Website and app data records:
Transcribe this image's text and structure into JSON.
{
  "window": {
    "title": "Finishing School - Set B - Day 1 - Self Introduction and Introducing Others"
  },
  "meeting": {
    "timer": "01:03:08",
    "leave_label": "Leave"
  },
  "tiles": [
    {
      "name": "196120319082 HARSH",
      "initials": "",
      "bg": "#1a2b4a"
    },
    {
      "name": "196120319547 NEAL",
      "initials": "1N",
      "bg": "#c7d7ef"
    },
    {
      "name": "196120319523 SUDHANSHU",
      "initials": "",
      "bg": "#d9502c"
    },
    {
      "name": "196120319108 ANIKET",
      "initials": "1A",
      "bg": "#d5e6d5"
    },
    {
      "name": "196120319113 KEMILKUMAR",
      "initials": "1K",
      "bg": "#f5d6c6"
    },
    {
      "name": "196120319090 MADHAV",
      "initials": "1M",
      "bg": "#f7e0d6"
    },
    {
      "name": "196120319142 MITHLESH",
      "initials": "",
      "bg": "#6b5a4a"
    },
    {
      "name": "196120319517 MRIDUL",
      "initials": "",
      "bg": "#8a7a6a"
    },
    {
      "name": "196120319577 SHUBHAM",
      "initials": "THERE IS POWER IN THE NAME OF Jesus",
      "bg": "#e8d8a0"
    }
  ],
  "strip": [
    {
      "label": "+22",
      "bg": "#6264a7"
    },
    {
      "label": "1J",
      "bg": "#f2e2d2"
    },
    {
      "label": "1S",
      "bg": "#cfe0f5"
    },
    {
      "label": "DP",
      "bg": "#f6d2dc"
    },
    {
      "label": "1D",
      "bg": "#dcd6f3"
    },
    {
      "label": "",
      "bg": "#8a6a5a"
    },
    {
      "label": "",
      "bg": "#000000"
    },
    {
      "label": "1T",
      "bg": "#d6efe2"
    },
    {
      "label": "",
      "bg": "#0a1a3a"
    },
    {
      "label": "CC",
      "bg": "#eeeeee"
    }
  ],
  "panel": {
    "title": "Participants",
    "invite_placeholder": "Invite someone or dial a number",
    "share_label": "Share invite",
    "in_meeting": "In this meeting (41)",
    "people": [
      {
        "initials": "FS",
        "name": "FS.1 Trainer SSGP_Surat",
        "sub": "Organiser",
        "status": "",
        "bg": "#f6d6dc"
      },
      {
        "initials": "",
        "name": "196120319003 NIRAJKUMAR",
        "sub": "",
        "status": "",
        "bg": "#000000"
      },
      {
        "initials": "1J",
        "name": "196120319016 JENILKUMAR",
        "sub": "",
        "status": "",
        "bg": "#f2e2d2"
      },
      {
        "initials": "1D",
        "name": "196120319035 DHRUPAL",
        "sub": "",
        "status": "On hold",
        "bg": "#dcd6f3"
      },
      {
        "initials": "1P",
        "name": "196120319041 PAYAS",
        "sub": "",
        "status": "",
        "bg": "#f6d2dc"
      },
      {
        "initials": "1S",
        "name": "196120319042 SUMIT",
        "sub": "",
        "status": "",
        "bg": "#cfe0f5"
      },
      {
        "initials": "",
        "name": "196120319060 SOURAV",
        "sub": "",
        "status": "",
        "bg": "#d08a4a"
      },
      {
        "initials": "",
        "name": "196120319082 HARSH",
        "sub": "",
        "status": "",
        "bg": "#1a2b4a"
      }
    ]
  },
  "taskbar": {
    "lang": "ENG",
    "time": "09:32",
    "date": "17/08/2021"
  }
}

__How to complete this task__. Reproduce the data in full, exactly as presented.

__Answer for this exercise__.
Transcribe this image's text and structure into JSON.
{
  "window": {
    "title": "Finishing School - Set B - Day 1 - Self Introduction and Introducing Others"
  },
  "meeting": {
    "timer": "01:03:08",
    "leave_label": "Leave"
  },
  "tiles": [
    {
      "name": "196120319082 HARSH",
      "initials": "",
      "bg": "#1a2b4a"
    },
    {
      "name": "196120319547 NEAL",
      "initials": "1N",
      "bg": "#c7d7ef"
    },
    {
      "name": "196120319523 SUDHANSHU",
      "initials": "",
      "bg": "#d9502c"
    },
    {
      "name": "196120319108 ANIKET",
      "initials": "1A",
      "bg": "#d5e6d5"
    },
    {
      "name": "196120319113 KEMILKUMAR",
      "initials": "1K",
      "bg": "#f5d6c6"
    },
    {
      "name": "196120319090 MADHAV",
      "initials": "1M",
      "bg": "#f7e0d6"
    },
    {
      "name": "196120319142 MITHLESH",
      "initials": "",
      "bg": "#6b5a4a"
    },
    {
      "name": "196120319517 MRIDUL",
      "initials": "",
      "bg": "#8a7a6a"
    },
    {
      "name": "196120319577 SHUBHAM",
      "initials": "THERE IS POWER IN THE NAME OF Jesus",
      "bg": "#e8d8a0"
    }
  ],
  "strip": [
    {
      "label": "+22",
      "bg": "#6264a7"
    },
    {
      "label": "1J",
      "bg": "#f2e2d2"
    },
    {
      "label": "1S",
      "bg": "#cfe0f5"
    },
    {
      "label": "DP",
      "bg": "#f6d2dc"
    },
    {
      "label": "1D",
      "bg": "#dcd6f3"
    },
    {
      "label": "",
      "bg": "#8a6a5a"
    },
    {
      "label": "",
      "bg": "#000000"
    },
    {
      "label": "1T",
      "bg": "#d6efe2"
    },
    {
      "label": "",
      "bg": "#0a1a3a"
    },
    {
      "label": "CC",
      "bg": "#eeeeee"
    }
  ],
  "panel": {
    "title": "Participants",
    "invite_placeholder": "Invite someone or dial a number",
    "share_label": "Share invite",
    "in_meeting": "In this meeting (41)",
    "people": [
      {
        "initials": "FS",
        "name": "FS.1 Trainer SSGP_Surat",
        "sub": "Organiser",
        "status": "",
        "bg": "#f6d6dc"
      },
      {
        "initials": "",
        "name": "196120319003 NIRAJKUMAR",
        "sub": "",
        "status": "",
        "bg": "#000000"
      },
      {
        "initials": "1J",
        "name": "196120319016 JENILKUMAR",
        "sub": "",
        "status": "",
        "bg": "#f2e2d2"
      },
      {
        "initials": "1D",
        "name": "196120319035 DHRUPAL",
        "sub": "",
        "status": "On hold",
        "bg": "#dcd6f3"
      },
      {
        "initials": "1P",
        "name": "196120319041 PAYAS",
        "sub": "",
        "status": "",
        "bg": "#f6d2dc"
      },
      {
        "initials": "1S",
        "name": "196120319042 SUMIT",
        "sub": "",
        "status": "",
        "bg": "#cfe0f5"
      },
      {
        "initials": "",
        "name": "196120319060 SOURAV",
        "sub": "",
        "status": "",
        "bg": "#d08a4a"
      },
      {
        "initials": "",
        "name": "196120319082 HARSH",
        "sub": "",
        "status": "",
        "bg": "#1a2b4a"
      }
    ]
  },
  "taskbar": {
    "lang": "ENG",
    "time": "09:32",
    "date": "17/08/2021"
  }
}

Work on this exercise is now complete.